What we may not realize is that relationship success involves different skills than those we employ at work. In fact, there are skills that get us ahead in our careers which may even work against our personal relationships. Unlike our careers, relationships are not about competition, but emotional honesty, mutuality and being vulnerable by letting down our guard. Our significant relationships can also be more emotionally loaded than our business and casual relationships. There is so much at stake in our closest personal relationships.

What if we could simply admit we do not have it all figured out and that we have much to learn? We will ask for help when we are learning a new job skill at work. Why not be willing to do the same when we are struggling with our closest relationships with our significant other, our children, our in-laws and relatives, and closest friends?

I am sharing these thoughts with you because I know the power of asking for help with a qualified personal counselor. I have heard people say, “Marriage or family counseling does not help!” That is true in many cases because people have waited too long and trust is far gone. Best to be honest with ourselves and humble enough to say we could use some support.

There are skills we all need to learn where counseling can help. To name a few:

  • Speaking in a way that I will be heard
  • Learning to hear criticism that can be helpful
  • Developing curiosity and empathy in the midst of disagreements
  • Showing respect to another person’s perspective
  • Speaking up and being truthful with love
  • Drawing boundaries without punishing
  • Calming ourselves when we feel unregulated and reactive
  • Timing and setting up constructive conversations
  • Finding joy and pleasure even in stressful times
  • Learning our triggers and triggers in those we love
  • Having empathy for ourselves and our failures

There is so much we all have to learn. I encourage you to ask for help when you are struggling.
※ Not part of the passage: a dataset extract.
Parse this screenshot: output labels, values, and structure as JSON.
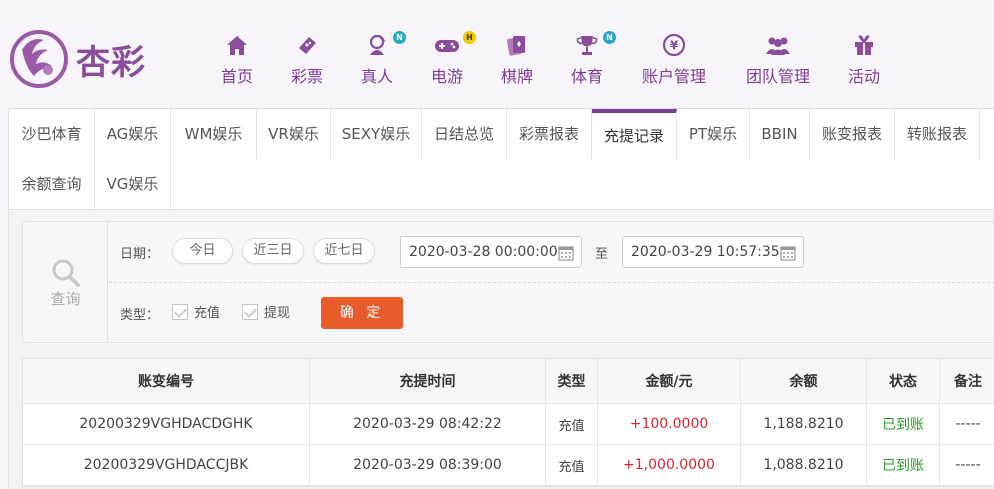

Talk to one of us, your pastors, schedule a consult with our own Dr. Carol Jansson, or contact SamaraCare who has an office in our church (and other locations).

– Pastor Allen Mothershed